## What the task asks
The expected output is each entry, given again exactly.

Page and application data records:
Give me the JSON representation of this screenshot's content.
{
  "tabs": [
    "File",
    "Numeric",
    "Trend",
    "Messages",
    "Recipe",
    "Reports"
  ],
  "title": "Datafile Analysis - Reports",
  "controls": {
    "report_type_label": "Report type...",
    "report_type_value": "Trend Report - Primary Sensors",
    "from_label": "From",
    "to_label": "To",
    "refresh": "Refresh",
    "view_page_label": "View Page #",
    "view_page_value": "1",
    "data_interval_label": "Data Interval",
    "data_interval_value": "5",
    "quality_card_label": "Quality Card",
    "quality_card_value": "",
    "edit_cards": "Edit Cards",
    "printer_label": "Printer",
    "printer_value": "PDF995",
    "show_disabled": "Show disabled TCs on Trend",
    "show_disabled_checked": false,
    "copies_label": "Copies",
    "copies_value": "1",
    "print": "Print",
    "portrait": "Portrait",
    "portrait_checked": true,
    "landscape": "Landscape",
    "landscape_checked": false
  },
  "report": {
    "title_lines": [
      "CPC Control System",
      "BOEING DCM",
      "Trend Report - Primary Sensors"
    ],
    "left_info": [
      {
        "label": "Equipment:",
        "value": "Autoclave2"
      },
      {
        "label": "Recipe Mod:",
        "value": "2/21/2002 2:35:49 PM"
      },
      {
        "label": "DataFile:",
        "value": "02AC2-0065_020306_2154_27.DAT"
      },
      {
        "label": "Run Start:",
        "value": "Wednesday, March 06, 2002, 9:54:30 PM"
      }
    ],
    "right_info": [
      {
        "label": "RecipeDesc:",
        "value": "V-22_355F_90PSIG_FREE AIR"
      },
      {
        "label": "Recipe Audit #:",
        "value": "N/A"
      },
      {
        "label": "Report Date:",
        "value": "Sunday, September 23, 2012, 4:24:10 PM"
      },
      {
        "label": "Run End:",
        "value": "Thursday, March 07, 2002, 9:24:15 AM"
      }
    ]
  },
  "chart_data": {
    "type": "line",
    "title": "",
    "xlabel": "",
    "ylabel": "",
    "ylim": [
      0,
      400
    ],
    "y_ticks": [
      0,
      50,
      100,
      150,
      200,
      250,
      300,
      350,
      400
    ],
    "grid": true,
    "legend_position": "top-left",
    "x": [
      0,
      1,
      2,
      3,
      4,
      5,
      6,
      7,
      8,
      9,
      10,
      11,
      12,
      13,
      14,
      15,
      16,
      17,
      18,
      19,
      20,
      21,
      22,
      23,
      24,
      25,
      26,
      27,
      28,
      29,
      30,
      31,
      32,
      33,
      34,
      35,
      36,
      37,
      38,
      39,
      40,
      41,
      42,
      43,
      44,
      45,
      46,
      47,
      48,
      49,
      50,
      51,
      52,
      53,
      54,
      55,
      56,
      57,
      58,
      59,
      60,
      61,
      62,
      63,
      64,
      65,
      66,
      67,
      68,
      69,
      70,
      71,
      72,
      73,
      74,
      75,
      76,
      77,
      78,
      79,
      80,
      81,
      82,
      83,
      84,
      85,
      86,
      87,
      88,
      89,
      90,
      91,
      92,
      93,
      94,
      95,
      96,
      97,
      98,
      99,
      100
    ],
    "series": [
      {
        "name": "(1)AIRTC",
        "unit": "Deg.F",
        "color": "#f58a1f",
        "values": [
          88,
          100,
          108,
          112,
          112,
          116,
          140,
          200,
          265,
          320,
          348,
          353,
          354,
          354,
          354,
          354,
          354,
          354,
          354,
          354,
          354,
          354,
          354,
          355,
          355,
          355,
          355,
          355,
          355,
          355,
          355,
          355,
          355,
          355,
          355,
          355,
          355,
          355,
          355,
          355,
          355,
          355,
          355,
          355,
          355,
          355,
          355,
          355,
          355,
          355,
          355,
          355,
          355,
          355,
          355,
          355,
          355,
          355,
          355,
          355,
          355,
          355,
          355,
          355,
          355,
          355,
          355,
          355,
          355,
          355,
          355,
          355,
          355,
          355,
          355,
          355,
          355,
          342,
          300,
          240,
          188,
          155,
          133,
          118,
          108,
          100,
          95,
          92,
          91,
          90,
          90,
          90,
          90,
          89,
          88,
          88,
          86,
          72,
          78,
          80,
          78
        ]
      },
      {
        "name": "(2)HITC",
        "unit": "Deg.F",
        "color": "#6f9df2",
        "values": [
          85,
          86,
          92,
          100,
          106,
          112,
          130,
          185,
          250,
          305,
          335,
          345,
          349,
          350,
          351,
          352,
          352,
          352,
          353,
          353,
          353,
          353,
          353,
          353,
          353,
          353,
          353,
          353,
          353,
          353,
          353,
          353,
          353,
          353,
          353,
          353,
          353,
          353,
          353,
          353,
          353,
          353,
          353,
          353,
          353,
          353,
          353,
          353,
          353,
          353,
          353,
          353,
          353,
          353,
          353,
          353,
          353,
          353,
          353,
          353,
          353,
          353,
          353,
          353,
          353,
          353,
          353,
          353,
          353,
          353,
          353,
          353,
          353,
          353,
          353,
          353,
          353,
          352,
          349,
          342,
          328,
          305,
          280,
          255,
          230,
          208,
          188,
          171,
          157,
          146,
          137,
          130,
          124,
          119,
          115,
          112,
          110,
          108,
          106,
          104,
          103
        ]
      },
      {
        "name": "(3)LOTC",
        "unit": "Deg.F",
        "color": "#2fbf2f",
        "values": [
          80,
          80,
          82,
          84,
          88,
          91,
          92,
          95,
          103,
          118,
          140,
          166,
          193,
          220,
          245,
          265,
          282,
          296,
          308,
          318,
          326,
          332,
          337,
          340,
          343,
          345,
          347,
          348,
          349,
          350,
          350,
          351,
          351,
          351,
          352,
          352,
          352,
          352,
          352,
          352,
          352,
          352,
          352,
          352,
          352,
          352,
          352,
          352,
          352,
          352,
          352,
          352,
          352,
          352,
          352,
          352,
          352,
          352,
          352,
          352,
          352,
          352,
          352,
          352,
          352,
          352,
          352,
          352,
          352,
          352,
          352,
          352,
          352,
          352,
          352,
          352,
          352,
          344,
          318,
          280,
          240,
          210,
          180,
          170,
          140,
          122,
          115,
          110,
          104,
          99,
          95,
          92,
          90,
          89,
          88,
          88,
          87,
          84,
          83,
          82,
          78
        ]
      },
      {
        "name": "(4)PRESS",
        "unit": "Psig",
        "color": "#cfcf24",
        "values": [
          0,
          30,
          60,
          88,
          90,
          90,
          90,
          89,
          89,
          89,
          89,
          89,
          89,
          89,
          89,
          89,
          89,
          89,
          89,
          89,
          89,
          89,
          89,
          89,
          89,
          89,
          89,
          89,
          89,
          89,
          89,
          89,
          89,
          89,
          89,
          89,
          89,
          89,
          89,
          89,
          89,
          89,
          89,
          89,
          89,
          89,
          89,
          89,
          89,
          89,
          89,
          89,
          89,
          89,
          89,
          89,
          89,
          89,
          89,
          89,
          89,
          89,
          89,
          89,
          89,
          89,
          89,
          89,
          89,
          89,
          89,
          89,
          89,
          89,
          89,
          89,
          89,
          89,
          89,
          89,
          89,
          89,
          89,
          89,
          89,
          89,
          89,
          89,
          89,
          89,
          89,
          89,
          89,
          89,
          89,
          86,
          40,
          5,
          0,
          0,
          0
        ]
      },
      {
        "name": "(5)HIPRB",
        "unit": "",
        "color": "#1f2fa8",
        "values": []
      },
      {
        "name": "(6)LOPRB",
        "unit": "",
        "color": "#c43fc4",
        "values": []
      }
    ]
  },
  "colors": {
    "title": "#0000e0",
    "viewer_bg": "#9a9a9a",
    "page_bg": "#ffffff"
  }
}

## Answer to this problem
Give me the JSON representation of this screenshot's content.
{
  "tabs": [
    "File",
    "Numeric",
    "Trend",
    "Messages",
    "Recipe",
    "Reports"
  ],
  "title": "Datafile Analysis - Reports",
  "controls": {
    "report_type_label": "Report type...",
    "report_type_value": "Trend Report - Primary Sensors",
    "from_label": "From",
    "to_label": "To",
    "refresh": "Refresh",
    "view_page_label": "View Page #",
    "view_page_value": "1",
    "data_interval_label": "Data Interval",
    "data_interval_value": "5",
    "quality_card_label": "Quality Card",
    "quality_card_value": "",
    "edit_cards": "Edit Cards",
    "printer_label": "Printer",
    "printer_value": "PDF995",
    "show_disabled": "Show disabled TCs on Trend",
    "show_disabled_checked": false,
    "copies_label": "Copies",
    "copies_value": "1",
    "print": "Print",
    "portrait": "Portrait",
    "portrait_checked": true,
    "landscape": "Landscape",
    "landscape_checked": false
  },
  "report": {
    "title_lines": [
      "CPC Control System",
      "BOEING DCM",
      "Trend Report - Primary Sensors"
    ],
    "left_info": [
      {
        "label": "Equipment:",
        "value": "Autoclave2"
      },
      {
        "label": "Recipe Mod:",
        "value": "2/21/2002 2:35:49 PM"
      },
      {
        "label": "DataFile:",
        "value": "02AC2-0065_020306_2154_27.DAT"
      },
      {
        "label": "Run Start:",
        "value": "Wednesday, March 06, 2002, 9:54:30 PM"
      }
    ],
    "right_info": [
      {
        "label": "RecipeDesc:",
        "value": "V-22_355F_90PSIG_FREE AIR"
      },
      {
        "label": "Recipe Audit #:",
        "value": "N/A"
      },
      {
        "label": "Report Date:",
        "value": "Sunday, September 23, 2012, 4:24:10 PM"
      },
      {
        "label": "Run End:",
        "value": "Thursday, March 07, 2002, 9:24:15 AM"
      }
    ]
  },
  "chart_data": {
    "type": "line",
    "title": "",
    "xlabel": "",
    "ylabel": "",
    "ylim": [
      0,
      400
    ],
    "y_ticks": [
      0,
      50,
      100,
      150,
      200,
      250,
      300,
      350,
      400
    ],
    "grid": true,
    "legend_position": "top-left",
    "x": [
      0,
      1,
      2,
      3,
      4,
      5,
      6,
      7,
      8,
      9,
      10,
      11,
      12,
      13,
      14,
      15,
      16,
      17,
      18,
      19,
      20,
      21,
      22,
      23,
      24,
      25,
      26,
      27,
      28,
      29,
      30,
      31,
      32,
      33,
      34,
      35,
      36,
      37,
      38,
      39,
      40,
      41,
      42,
      43,
      44,
      45,
      46,
      47,
      48,
      49,
      50,
      51,
      52,
      53,
      54,
      55,
      56,
      57,
      58,
      59,
      60,
      61,
      62,
      63,
      64,
      65,
      66,
      67,
      68,
      69,
      70,
      71,
      72,
      73,
      74,
      75,
      76,
      77,
      78,
      79,
      80,
      81,
      82,
      83,
      84,
      85,
      86,
      87,
      88,
      89,
      90,
      91,
      92,
      93,
      94,
      95,
      96,
      97,
      98,
      99,
      100
    ],
    "series": [
      {
        "name": "(1)AIRTC",
        "unit": "Deg.F",
        "color": "#f58a1f",
        "values": [
          88,
          100,
          108,
          112,
          112,
          116,
          140,
          200,
          265,
          320,
          348,
          353,
          354,
          354,
          354,
          354,
          354,
          354,
          354,
          354,
          354,
          354,
          354,
          355,
          355,
          355,
          355,
          355,
          355,
          355,
          355,
          355,
          355,
          355,
          355,
          355,
          355,
          355,
          355,
          355,
          355,
          355,
          355,
          355,
          355,
          355,
          355,
          355,
          355,
          355,
          355,
          355,
          355,
          355,
          355,
          355,
          355,
          355,
          355,
          355,
          355,
          355,
          355,
          355,
          355,
          355,
          355,
          355,
          355,
          355,
          355,
          355,
          355,
          355,
          355,
          355,
          355,
          342,
          300,
          240,
          188,
          155,
          133,
          118,
          108,
          100,
          95,
          92,
          91,
          90,
          90,
          90,
          90,
          89,
          88,
          88,
          86,
          72,
          78,
          80,
          78
        ]
      },
      {
        "name": "(2)HITC",
        "unit": "Deg.F",
        "color": "#6f9df2",
        "values": [
          85,
          86,
          92,
          100,
          106,
          112,
          130,
          185,
          250,
          305,
          335,
          345,
          349,
          350,
          351,
          352,
          352,
          352,
          353,
          353,
          353,
          353,
          353,
          353,
          353,
          353,
          353,
          353,
          353,
          353,
          353,
          353,
          353,
          353,
          353,
          353,
          353,
          353,
          353,
          353,
          353,
          353,
          353,
          353,
          353,
          353,
          353,
          353,
          353,
          353,
          353,
          353,
          353,
          353,
          353,
          353,
          353,
          353,
          353,
          353,
          353,
          353,
          353,
          353,
          353,
          353,
          353,
          353,
          353,
          353,
          353,
          353,
          353,
          353,
          353,
          353,
          353,
          352,
          349,
          342,
          328,
          305,
          280,
          255,
          230,
          208,
          188,
          171,
          157,
          146,
          137,
          130,
          124,
          119,
          115,
          112,
          110,
          108,
          106,
          104,
          103
        ]
      },
      {
        "name": "(3)LOTC",
        "unit": "Deg.F",
        "color": "#2fbf2f",
        "values": [
          80,
          80,
          82,
          84,
          88,
          91,
          92,
          95,
          103,
          118,
          140,
          166,
          193,
          220,
          245,
          265,
          282,
          296,
          308,
          318,
          326,
          332,
          337,
          340,
          343,
          345,
          347,
          348,
          349,
          350,
          350,
          351,
          351,
          351,
          352,
          352,
          352,
          352,
          352,
          352,
          352,
          352,
          352,
          352,
          352,
          352,
          352,
          352,
          352,
          352,
          352,
          352,
          352,
          352,
          352,
          352,
          352,
          352,
          352,
          352,
          352,
          352,
          352,
          352,
          352,
          352,
          352,
          352,
          352,
          352,
          352,
          352,
          352,
          352,
          352,
          352,
          352,
          344,
          318,
          280,
          240,
          210,
          180,
          170,
          140,
          122,
          115,
          110,
          104,
          99,
          95,
          92,
          90,
          89,
          88,
          88,
          87,
          84,
          83,
          82,
          78
        ]
      },
      {
        "name": "(4)PRESS",
        "unit": "Psig",
        "color": "#cfcf24",
        "values": [
          0,
          30,
          60,
          88,
          90,
          90,
          90,
          89,
          89,
          89,
          89,
          89,
          89,
          89,
          89,
          89,
          89,
          89,
          89,
          89,
          89,
          89,
          89,
          89,
          89,
          89,
          89,
          89,
          89,
          89,
          89,
          89,
          89,
          89,
          89,
          89,
          89,
          89,
          89,
          89,
          89,
          89,
          89,
          89,
          89,
          89,
          89,
          89,
          89,
          89,
          89,
          89,
          89,
          89,
          89,
          89,
          89,
          89,
          89,
          89,
          89,
          89,
          89,
          89,
          89,
          89,
          89,
          89,
          89,
          89,
          89,
          89,
          89,
          89,
          89,
          89,
          89,
          89,
          89,
          89,
          89,
          89,
          89,
          89,
          89,
          89,
          89,
          89,
          89,
          89,
          89,
          89,
          89,
          89,
          89,
          86,
          40,
          5,
          0,
          0,
          0
        ]
      },
      {
        "name": "(5)HIPRB",
        "unit": "",
        "color": "#1f2fa8",
        "values": []
      },
      {
        "name": "(6)LOPRB",
        "unit": "",
        "color": "#c43fc4",
        "values": []
      }
    ]
  },
  "colors": {
    "title": "#0000e0",
    "viewer_bg": "#9a9a9a",
    "page_bg": "#ffffff"
  }
}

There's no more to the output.